### [YOUR INSTRUCTIONS]
Without the pictures, reproduce the records that follow exactly.

### [DATASET RECORDS]
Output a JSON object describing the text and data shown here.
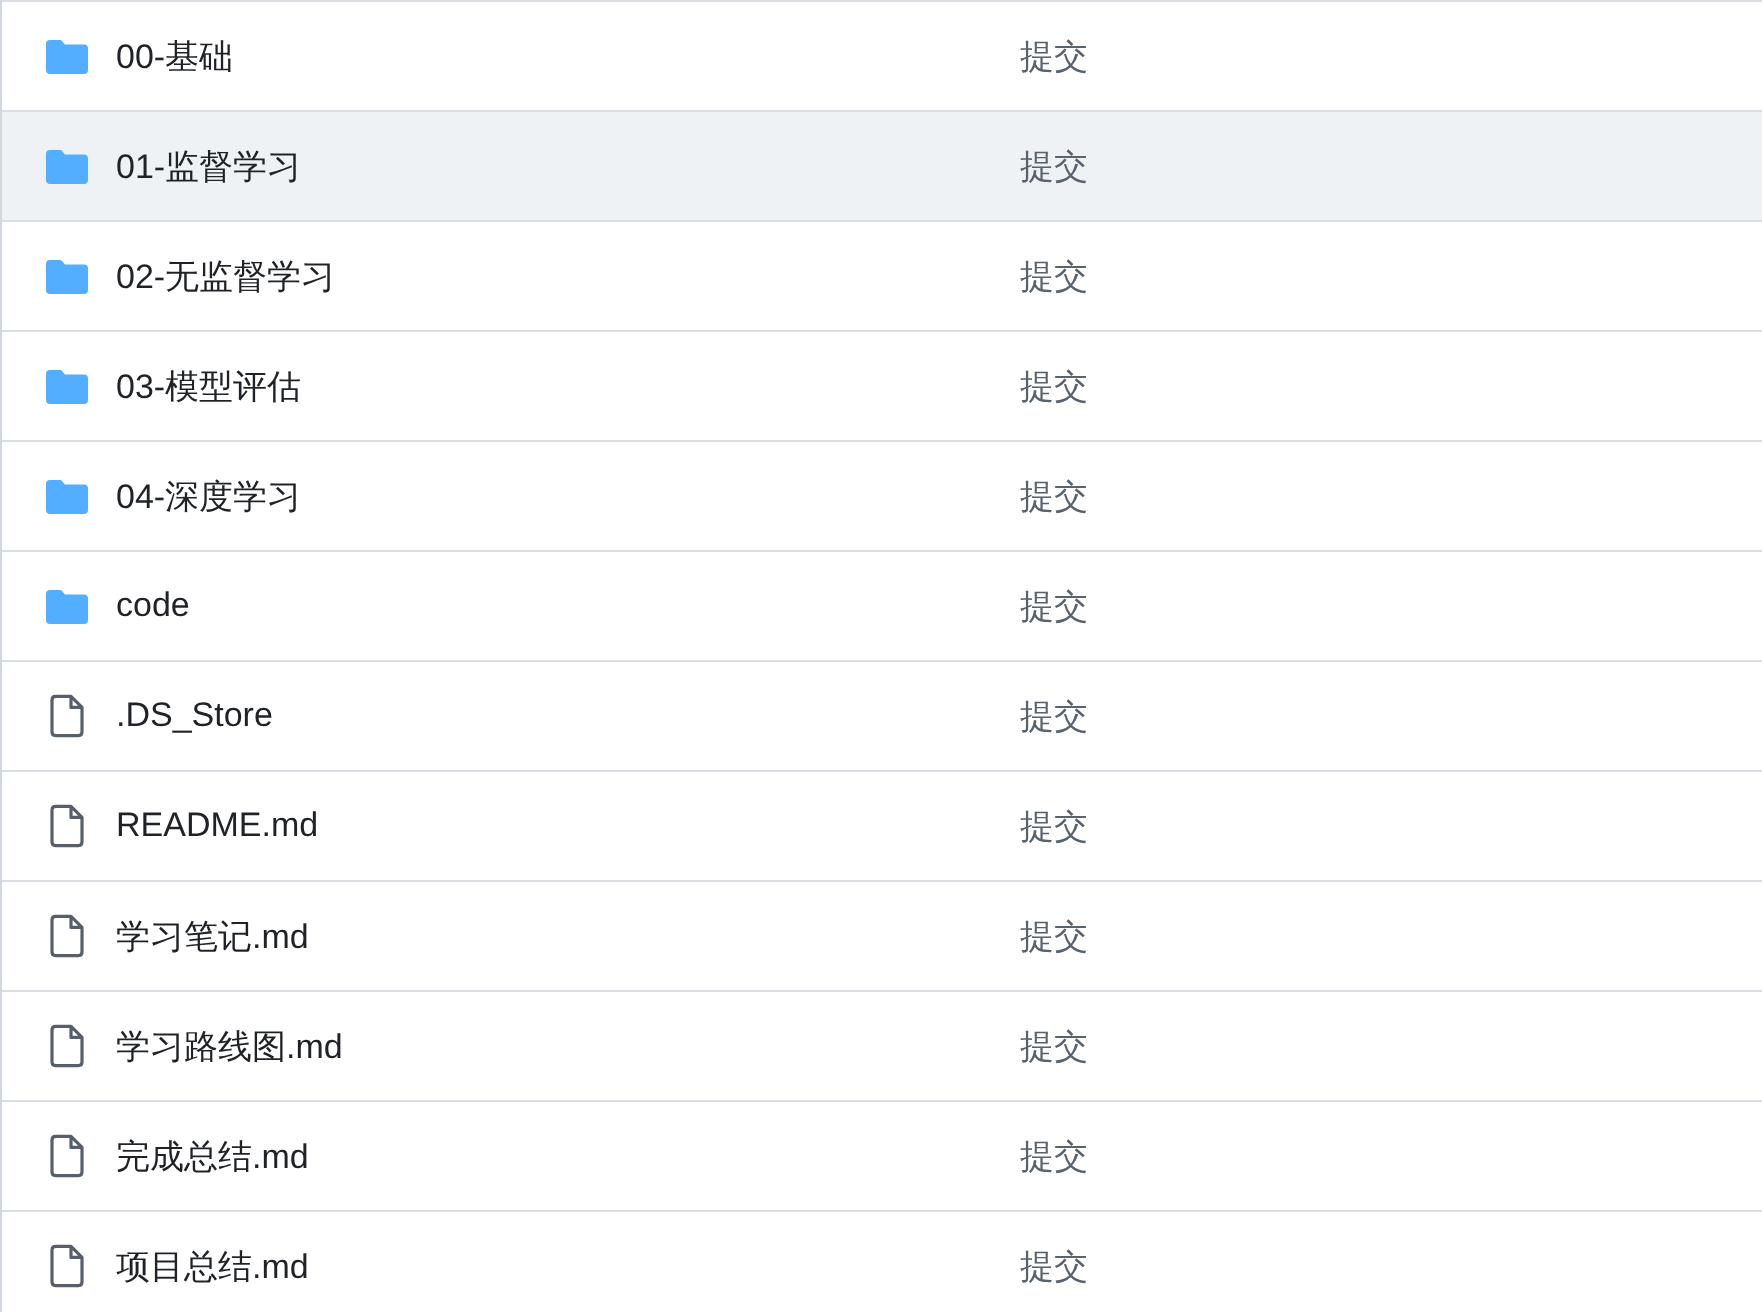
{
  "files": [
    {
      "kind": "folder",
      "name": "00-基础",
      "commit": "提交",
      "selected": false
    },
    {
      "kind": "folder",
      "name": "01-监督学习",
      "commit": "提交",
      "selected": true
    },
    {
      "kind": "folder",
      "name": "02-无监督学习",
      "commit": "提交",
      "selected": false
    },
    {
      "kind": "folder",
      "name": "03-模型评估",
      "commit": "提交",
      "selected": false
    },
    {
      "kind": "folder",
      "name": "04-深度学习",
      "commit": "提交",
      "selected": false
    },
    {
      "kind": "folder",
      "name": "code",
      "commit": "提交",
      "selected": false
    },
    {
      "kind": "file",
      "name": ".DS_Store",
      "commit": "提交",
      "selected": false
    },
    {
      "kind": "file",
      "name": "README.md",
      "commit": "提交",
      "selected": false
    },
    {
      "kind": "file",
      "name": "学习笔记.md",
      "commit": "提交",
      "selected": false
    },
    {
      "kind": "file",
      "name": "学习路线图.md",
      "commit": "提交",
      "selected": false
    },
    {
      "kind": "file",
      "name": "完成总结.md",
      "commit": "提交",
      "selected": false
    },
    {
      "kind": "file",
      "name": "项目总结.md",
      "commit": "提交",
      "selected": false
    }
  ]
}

### [ANSWER SPACE]
Output a JSON object describing the text and data shown here.
{
  "files": [
    {
      "kind": "folder",
      "name": "00-基础",
      "commit": "提交",
      "selected": false
    },
    {
      "kind": "folder",
      "name": "01-监督学习",
      "commit": "提交",
      "selected": true
    },
    {
      "kind": "folder",
      "name": "02-无监督学习",
      "commit": "提交",
      "selected": false
    },
    {
      "kind": "folder",
      "name": "03-模型评估",
      "commit": "提交",
      "selected": false
    },
    {
      "kind": "folder",
      "name": "04-深度学习",
      "commit": "提交",
      "selected": false
    },
    {
      "kind": "folder",
      "name": "code",
      "commit": "提交",
      "selected": false
    },
    {
      "kind": "file",
      "name": ".DS_Store",
      "commit": "提交",
      "selected": false
    },
    {
      "kind": "file",
      "name": "README.md",
      "commit": "提交",
      "selected": false
    },
    {
      "kind": "file",
      "name": "学习笔记.md",
      "commit": "提交",
      "selected": false
    },
    {
      "kind": "file",
      "name": "学习路线图.md",
      "commit": "提交",
      "selected": false
    },
    {
      "kind": "file",
      "name": "完成总结.md",
      "commit": "提交",
      "selected": false
    },
    {
      "kind": "file",
      "name": "项目总结.md",
      "commit": "提交",
      "selected": false
    }
  ]
}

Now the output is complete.